--- Exercise material ---
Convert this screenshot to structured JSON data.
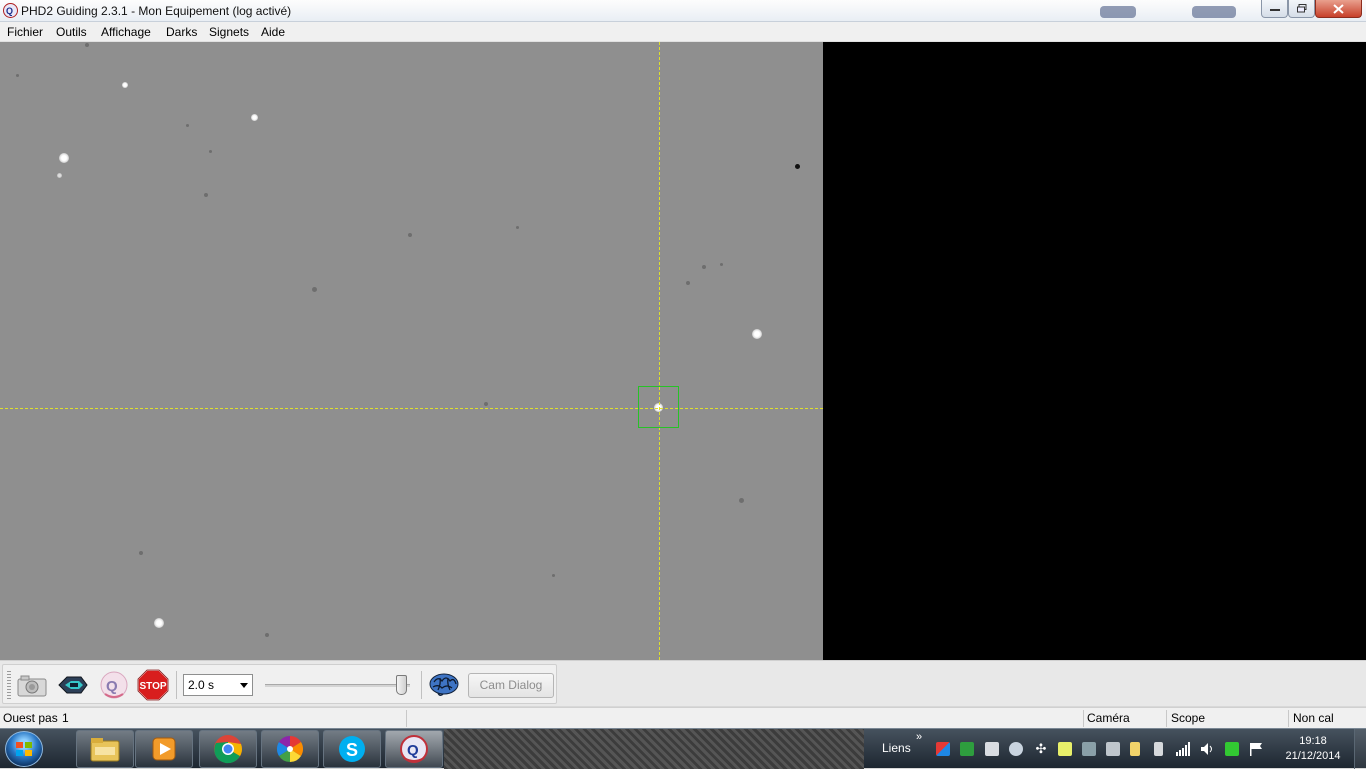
{
  "window": {
    "title": "PHD2 Guiding 2.3.1 - Mon Equipement (log activé)"
  },
  "menubar": {
    "items": [
      "Fichier",
      "Outils",
      "Affichage",
      "Darks",
      "Signets",
      "Aide"
    ]
  },
  "toolbar": {
    "loop_icon": "camera-icon",
    "connect_icon": "gear-connect-icon",
    "guide_icon": "phd-guide-icon",
    "stop_label": "STOP",
    "exposure_value": "2.0 s",
    "brain_icon": "brain-icon",
    "cam_dialog_label": "Cam Dialog"
  },
  "statusbar": {
    "message_label": "Ouest pas",
    "message_value": "1",
    "camera": "Caméra",
    "scope": "Scope",
    "calibration": "Non cal"
  },
  "taskbar": {
    "links_label": "Liens",
    "links_chevron": "»",
    "time": "19:18",
    "date": "21/12/2014",
    "apps": [
      "explorer-icon",
      "media-player-icon",
      "chrome-icon",
      "picasa-icon",
      "skype-icon",
      "phd2-icon"
    ]
  },
  "colors": {
    "image_background": "#8f8f8f",
    "crosshair": "#dede2c",
    "guide_box": "#27c227",
    "stop_red": "#d81e1e"
  }
}
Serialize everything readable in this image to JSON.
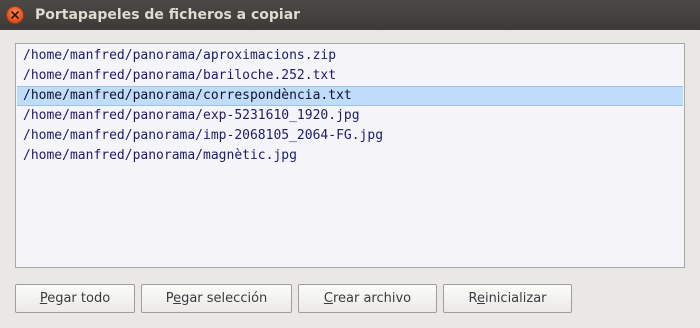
{
  "window": {
    "title": "Portapapeles de ficheros a copiar"
  },
  "files": {
    "items": [
      "/home/manfred/panorama/aproximacions.zip",
      "/home/manfred/panorama/bariloche.252.txt",
      "/home/manfred/panorama/correspondència.txt",
      "/home/manfred/panorama/exp-5231610_1920.jpg",
      "/home/manfred/panorama/imp-2068105_2064-FG.jpg",
      "/home/manfred/panorama/magnètic.jpg"
    ],
    "selected_index": 2
  },
  "buttons": {
    "paste_all": {
      "mnemonic": "P",
      "rest": "egar todo"
    },
    "paste_selection": {
      "pre": "P",
      "mnemonic": "e",
      "rest": "gar selección"
    },
    "create_file": {
      "mnemonic": "C",
      "rest": "rear archivo"
    },
    "reset": {
      "pre": "R",
      "mnemonic": "e",
      "rest": "inicializar"
    }
  },
  "icons": {
    "close": "close-icon"
  },
  "colors": {
    "titlebar": "#3c3b37",
    "close_button": "#e5561f",
    "selection": "#bfdcf8",
    "list_text": "#1c1c6a"
  }
}
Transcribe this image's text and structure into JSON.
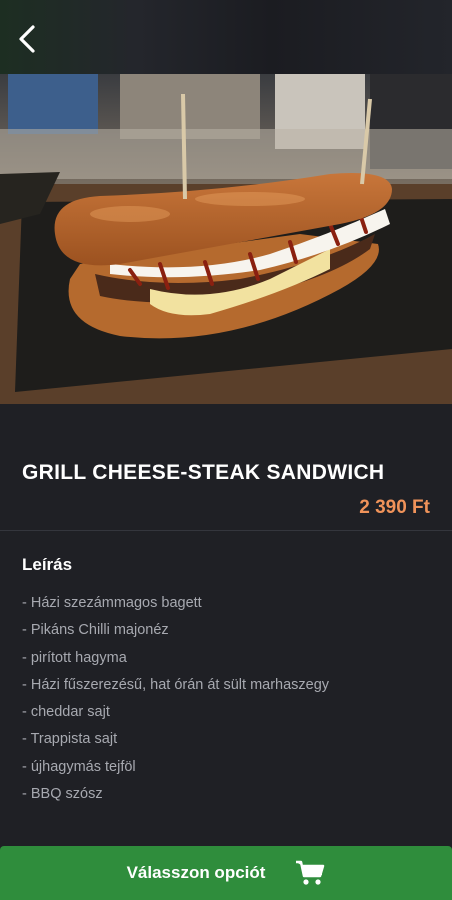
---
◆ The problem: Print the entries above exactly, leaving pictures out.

◆ Answer space:
Convert this screenshot to structured JSON data.
{
  "window": {
    "title": "PHD2 Guiding 2.3.1 - Mon Equipement (log activé)"
  },
  "menubar": {
    "items": [
      "Fichier",
      "Outils",
      "Affichage",
      "Darks",
      "Signets",
      "Aide"
    ]
  },
  "toolbar": {
    "loop_icon": "camera-icon",
    "connect_icon": "gear-connect-icon",
    "guide_icon": "phd-guide-icon",
    "stop_label": "STOP",
    "exposure_value": "2.0 s",
    "brain_icon": "brain-icon",
    "cam_dialog_label": "Cam Dialog"
  },
  "statusbar": {
    "message_label": "Ouest pas",
    "message_value": "1",
    "camera": "Caméra",
    "scope": "Scope",
    "calibration": "Non cal"
  },
  "taskbar": {
    "links_label": "Liens",
    "links_chevron": "»",
    "time": "19:18",
    "date": "21/12/2014",
    "apps": [
      "explorer-icon",
      "media-player-icon",
      "chrome-icon",
      "picasa-icon",
      "skype-icon",
      "phd2-icon"
    ]
  },
  "colors": {
    "image_background": "#8f8f8f",
    "crosshair": "#dede2c",
    "guide_box": "#27c227",
    "stop_red": "#d81e1e"
  }
}
Serialize everything readable in this image to JSON.
{
  "window": {
    "title": "Portapapeles de ficheros a copiar"
  },
  "files": {
    "items": [
      "/home/manfred/panorama/aproximacions.zip",
      "/home/manfred/panorama/bariloche.252.txt",
      "/home/manfred/panorama/correspondència.txt",
      "/home/manfred/panorama/exp-5231610_1920.jpg",
      "/home/manfred/panorama/imp-2068105_2064-FG.jpg",
      "/home/manfred/panorama/magnètic.jpg"
    ],
    "selected_index": 2
  },
  "buttons": {
    "paste_all": {
      "mnemonic": "P",
      "rest": "egar todo"
    },
    "paste_selection": {
      "pre": "P",
      "mnemonic": "e",
      "rest": "gar selección"
    },
    "create_file": {
      "mnemonic": "C",
      "rest": "rear archivo"
    },
    "reset": {
      "pre": "R",
      "mnemonic": "e",
      "rest": "inicializar"
    }
  },
  "icons": {
    "close": "close-icon"
  },
  "colors": {
    "titlebar": "#3c3b37",
    "close_button": "#e5561f",
    "selection": "#bfdcf8",
    "list_text": "#1c1c6a"
  }
}
Transcribe this image's text and structure into JSON.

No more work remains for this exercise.